▽

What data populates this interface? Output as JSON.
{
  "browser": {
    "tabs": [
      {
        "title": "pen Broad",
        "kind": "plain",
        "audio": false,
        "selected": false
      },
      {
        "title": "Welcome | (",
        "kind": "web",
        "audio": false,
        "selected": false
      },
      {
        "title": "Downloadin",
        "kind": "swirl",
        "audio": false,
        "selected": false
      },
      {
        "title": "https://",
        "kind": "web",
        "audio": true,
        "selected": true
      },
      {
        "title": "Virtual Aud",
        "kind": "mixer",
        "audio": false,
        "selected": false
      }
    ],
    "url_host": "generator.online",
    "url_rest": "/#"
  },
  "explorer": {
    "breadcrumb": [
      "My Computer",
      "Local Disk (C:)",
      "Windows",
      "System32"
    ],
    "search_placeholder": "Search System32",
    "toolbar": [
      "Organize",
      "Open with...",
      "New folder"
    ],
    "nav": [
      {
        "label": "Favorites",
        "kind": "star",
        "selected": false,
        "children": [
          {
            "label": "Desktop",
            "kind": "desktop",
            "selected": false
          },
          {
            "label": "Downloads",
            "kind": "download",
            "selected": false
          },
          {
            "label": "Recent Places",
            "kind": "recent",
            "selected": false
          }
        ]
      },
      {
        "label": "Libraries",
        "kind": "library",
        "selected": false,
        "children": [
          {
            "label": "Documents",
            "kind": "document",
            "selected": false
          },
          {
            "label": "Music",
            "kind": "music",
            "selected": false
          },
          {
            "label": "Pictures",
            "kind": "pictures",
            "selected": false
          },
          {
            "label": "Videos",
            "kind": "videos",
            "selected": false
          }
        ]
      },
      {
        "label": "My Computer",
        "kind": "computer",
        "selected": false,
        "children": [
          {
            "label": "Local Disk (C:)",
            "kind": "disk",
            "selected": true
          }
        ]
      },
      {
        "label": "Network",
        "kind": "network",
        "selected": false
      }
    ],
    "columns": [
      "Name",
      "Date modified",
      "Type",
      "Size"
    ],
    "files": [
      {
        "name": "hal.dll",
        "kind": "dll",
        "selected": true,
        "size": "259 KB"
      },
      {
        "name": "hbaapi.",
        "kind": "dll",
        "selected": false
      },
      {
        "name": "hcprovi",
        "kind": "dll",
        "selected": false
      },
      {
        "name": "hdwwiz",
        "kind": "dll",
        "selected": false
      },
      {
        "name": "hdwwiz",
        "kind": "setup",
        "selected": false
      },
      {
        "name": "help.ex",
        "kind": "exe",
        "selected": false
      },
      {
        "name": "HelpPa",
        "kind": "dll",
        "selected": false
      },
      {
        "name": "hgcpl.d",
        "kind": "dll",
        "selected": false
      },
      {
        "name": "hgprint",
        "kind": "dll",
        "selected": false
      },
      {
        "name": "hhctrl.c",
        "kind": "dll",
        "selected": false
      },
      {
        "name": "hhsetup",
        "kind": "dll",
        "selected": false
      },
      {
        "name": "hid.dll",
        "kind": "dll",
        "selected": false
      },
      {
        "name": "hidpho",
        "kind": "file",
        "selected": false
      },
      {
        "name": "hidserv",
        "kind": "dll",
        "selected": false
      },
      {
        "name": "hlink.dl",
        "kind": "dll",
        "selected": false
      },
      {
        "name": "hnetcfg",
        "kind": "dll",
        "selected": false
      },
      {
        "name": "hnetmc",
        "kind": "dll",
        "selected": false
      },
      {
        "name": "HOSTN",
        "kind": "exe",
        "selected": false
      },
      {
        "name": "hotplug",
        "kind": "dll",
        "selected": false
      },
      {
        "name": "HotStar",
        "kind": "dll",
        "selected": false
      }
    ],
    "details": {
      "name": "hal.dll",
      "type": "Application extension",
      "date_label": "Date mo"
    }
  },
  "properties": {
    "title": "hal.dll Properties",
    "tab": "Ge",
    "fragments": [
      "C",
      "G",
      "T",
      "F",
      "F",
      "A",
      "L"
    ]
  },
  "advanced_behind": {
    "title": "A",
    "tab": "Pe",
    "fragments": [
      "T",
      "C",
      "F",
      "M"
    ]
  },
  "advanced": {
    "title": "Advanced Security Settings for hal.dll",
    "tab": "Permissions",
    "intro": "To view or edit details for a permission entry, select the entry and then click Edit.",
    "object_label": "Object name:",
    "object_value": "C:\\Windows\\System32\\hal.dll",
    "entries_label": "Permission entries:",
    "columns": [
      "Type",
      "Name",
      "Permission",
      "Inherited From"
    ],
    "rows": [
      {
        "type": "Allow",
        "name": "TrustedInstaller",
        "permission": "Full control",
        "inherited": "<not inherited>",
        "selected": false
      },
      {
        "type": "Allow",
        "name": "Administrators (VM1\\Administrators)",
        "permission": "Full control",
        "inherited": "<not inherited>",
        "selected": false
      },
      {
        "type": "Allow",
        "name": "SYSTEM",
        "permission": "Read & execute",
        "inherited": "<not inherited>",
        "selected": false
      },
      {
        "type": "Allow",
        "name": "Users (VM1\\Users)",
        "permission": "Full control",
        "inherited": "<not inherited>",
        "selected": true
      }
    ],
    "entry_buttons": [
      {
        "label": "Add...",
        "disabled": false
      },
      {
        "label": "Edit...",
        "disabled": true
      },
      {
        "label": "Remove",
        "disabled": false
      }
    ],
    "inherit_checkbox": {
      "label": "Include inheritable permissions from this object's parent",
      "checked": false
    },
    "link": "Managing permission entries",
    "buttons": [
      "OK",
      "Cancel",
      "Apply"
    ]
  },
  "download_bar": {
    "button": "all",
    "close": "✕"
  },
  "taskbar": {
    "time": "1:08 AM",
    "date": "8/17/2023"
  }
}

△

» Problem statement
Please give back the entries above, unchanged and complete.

» Finished task
What data populates this interface? Output as JSON.
{
  "browser": {
    "tabs": [
      {
        "title": "pen Broad",
        "kind": "plain",
        "audio": false,
        "selected": false
      },
      {
        "title": "Welcome | (",
        "kind": "web",
        "audio": false,
        "selected": false
      },
      {
        "title": "Downloadin",
        "kind": "swirl",
        "audio": false,
        "selected": false
      },
      {
        "title": "https://",
        "kind": "web",
        "audio": true,
        "selected": true
      },
      {
        "title": "Virtual Aud",
        "kind": "mixer",
        "audio": false,
        "selected": false
      }
    ],
    "url_host": "generator.online",
    "url_rest": "/#"
  },
  "explorer": {
    "breadcrumb": [
      "My Computer",
      "Local Disk (C:)",
      "Windows",
      "System32"
    ],
    "search_placeholder": "Search System32",
    "toolbar": [
      "Organize",
      "Open with...",
      "New folder"
    ],
    "nav": [
      {
        "label": "Favorites",
        "kind": "star",
        "selected": false,
        "children": [
          {
            "label": "Desktop",
            "kind": "desktop",
            "selected": false
          },
          {
            "label": "Downloads",
            "kind": "download",
            "selected": false
          },
          {
            "label": "Recent Places",
            "kind": "recent",
            "selected": false
          }
        ]
      },
      {
        "label": "Libraries",
        "kind": "library",
        "selected": false,
        "children": [
          {
            "label": "Documents",
            "kind": "document",
            "selected": false
          },
          {
            "label": "Music",
            "kind": "music",
            "selected": false
          },
          {
            "label": "Pictures",
            "kind": "pictures",
            "selected": false
          },
          {
            "label": "Videos",
            "kind": "videos",
            "selected": false
          }
        ]
      },
      {
        "label": "My Computer",
        "kind": "computer",
        "selected": false,
        "children": [
          {
            "label": "Local Disk (C:)",
            "kind": "disk",
            "selected": true
          }
        ]
      },
      {
        "label": "Network",
        "kind": "network",
        "selected": false
      }
    ],
    "columns": [
      "Name",
      "Date modified",
      "Type",
      "Size"
    ],
    "files": [
      {
        "name": "hal.dll",
        "kind": "dll",
        "selected": true,
        "size": "259 KB"
      },
      {
        "name": "hbaapi.",
        "kind": "dll",
        "selected": false
      },
      {
        "name": "hcprovi",
        "kind": "dll",
        "selected": false
      },
      {
        "name": "hdwwiz",
        "kind": "dll",
        "selected": false
      },
      {
        "name": "hdwwiz",
        "kind": "setup",
        "selected": false
      },
      {
        "name": "help.ex",
        "kind": "exe",
        "selected": false
      },
      {
        "name": "HelpPa",
        "kind": "dll",
        "selected": false
      },
      {
        "name": "hgcpl.d",
        "kind": "dll",
        "selected": false
      },
      {
        "name": "hgprint",
        "kind": "dll",
        "selected": false
      },
      {
        "name": "hhctrl.c",
        "kind": "dll",
        "selected": false
      },
      {
        "name": "hhsetup",
        "kind": "dll",
        "selected": false
      },
      {
        "name": "hid.dll",
        "kind": "dll",
        "selected": false
      },
      {
        "name": "hidpho",
        "kind": "file",
        "selected": false
      },
      {
        "name": "hidserv",
        "kind": "dll",
        "selected": false
      },
      {
        "name": "hlink.dl",
        "kind": "dll",
        "selected": false
      },
      {
        "name": "hnetcfg",
        "kind": "dll",
        "selected": false
      },
      {
        "name": "hnetmc",
        "kind": "dll",
        "selected": false
      },
      {
        "name": "HOSTN",
        "kind": "exe",
        "selected": false
      },
      {
        "name": "hotplug",
        "kind": "dll",
        "selected": false
      },
      {
        "name": "HotStar",
        "kind": "dll",
        "selected": false
      }
    ],
    "details": {
      "name": "hal.dll",
      "type": "Application extension",
      "date_label": "Date mo"
    }
  },
  "properties": {
    "title": "hal.dll Properties",
    "tab": "Ge",
    "fragments": [
      "C",
      "G",
      "T",
      "F",
      "F",
      "A",
      "L"
    ]
  },
  "advanced_behind": {
    "title": "A",
    "tab": "Pe",
    "fragments": [
      "T",
      "C",
      "F",
      "M"
    ]
  },
  "advanced": {
    "title": "Advanced Security Settings for hal.dll",
    "tab": "Permissions",
    "intro": "To view or edit details for a permission entry, select the entry and then click Edit.",
    "object_label": "Object name:",
    "object_value": "C:\\Windows\\System32\\hal.dll",
    "entries_label": "Permission entries:",
    "columns": [
      "Type",
      "Name",
      "Permission",
      "Inherited From"
    ],
    "rows": [
      {
        "type": "Allow",
        "name": "TrustedInstaller",
        "permission": "Full control",
        "inherited": "<not inherited>",
        "selected": false
      },
      {
        "type": "Allow",
        "name": "Administrators (VM1\\Administrators)",
        "permission": "Full control",
        "inherited": "<not inherited>",
        "selected": false
      },
      {
        "type": "Allow",
        "name": "SYSTEM",
        "permission": "Read & execute",
        "inherited": "<not inherited>",
        "selected": false
      },
      {
        "type": "Allow",
        "name": "Users (VM1\\Users)",
        "permission": "Full control",
        "inherited": "<not inherited>",
        "selected": true
      }
    ],
    "entry_buttons": [
      {
        "label": "Add...",
        "disabled": false
      },
      {
        "label": "Edit...",
        "disabled": true
      },
      {
        "label": "Remove",
        "disabled": false
      }
    ],
    "inherit_checkbox": {
      "label": "Include inheritable permissions from this object's parent",
      "checked": false
    },
    "link": "Managing permission entries",
    "buttons": [
      "OK",
      "Cancel",
      "Apply"
    ]
  },
  "download_bar": {
    "button": "all",
    "close": "✕"
  },
  "taskbar": {
    "time": "1:08 AM",
    "date": "8/17/2023"
  }
}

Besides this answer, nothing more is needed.